WORK TASK
In the entries below, find the string "text" and return each line holding it.

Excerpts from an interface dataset
═══
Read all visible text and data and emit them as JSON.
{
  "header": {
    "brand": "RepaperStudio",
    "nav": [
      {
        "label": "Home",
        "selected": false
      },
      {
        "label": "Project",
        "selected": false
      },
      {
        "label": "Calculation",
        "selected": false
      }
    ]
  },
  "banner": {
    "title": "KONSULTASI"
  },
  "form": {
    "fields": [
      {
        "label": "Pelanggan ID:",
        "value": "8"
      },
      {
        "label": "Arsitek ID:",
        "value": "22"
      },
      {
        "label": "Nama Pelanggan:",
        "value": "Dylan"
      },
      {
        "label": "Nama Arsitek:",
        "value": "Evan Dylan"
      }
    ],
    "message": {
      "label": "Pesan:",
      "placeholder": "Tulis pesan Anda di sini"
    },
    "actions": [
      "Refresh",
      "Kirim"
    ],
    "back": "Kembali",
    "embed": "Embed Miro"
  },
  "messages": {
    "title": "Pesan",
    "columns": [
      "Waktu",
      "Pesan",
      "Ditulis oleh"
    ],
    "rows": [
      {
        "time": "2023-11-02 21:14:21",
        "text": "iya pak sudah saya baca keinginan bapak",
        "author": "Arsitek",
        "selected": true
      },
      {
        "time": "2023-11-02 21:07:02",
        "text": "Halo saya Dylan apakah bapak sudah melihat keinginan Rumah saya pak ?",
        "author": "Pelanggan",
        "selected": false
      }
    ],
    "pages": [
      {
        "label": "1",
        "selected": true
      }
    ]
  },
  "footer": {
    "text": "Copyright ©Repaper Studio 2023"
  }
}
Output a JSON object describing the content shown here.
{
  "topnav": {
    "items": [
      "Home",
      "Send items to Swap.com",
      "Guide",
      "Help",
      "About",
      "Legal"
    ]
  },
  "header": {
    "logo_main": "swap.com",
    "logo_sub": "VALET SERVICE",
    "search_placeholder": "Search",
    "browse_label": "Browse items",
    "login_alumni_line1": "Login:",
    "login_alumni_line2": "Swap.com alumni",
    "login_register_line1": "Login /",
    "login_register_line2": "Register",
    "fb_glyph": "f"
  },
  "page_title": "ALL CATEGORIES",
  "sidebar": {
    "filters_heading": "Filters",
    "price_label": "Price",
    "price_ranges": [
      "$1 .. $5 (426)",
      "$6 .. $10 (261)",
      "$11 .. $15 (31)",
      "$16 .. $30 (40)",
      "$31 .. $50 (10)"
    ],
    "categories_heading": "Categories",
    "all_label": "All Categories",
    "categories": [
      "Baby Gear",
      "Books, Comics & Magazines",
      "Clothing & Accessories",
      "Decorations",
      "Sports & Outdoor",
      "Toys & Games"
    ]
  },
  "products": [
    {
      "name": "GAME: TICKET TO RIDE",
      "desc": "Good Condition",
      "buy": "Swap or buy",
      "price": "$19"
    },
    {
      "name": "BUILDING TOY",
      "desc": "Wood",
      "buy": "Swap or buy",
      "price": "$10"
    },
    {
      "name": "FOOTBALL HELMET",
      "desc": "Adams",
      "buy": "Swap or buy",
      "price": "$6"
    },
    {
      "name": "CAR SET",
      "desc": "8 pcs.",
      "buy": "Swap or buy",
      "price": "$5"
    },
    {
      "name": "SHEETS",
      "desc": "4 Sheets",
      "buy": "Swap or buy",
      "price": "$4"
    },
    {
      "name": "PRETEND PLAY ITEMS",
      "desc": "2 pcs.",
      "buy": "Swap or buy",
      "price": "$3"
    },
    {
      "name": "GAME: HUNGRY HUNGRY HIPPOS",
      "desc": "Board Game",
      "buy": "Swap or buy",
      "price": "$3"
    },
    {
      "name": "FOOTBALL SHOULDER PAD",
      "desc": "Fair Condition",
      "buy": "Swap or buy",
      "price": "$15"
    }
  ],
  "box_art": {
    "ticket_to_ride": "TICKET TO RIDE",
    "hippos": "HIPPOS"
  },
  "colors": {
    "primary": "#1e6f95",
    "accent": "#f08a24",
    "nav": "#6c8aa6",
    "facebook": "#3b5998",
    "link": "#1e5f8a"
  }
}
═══
ANSWER
Read all visible text and data and emit them as JSON.
        "text": "iya pak sudah saya baca keinginan bapak",
        "text": "Halo saya Dylan apakah bapak sudah melihat keinginan Rumah saya pak ?",
    "text": "Copyright ©Repaper Studio 2023"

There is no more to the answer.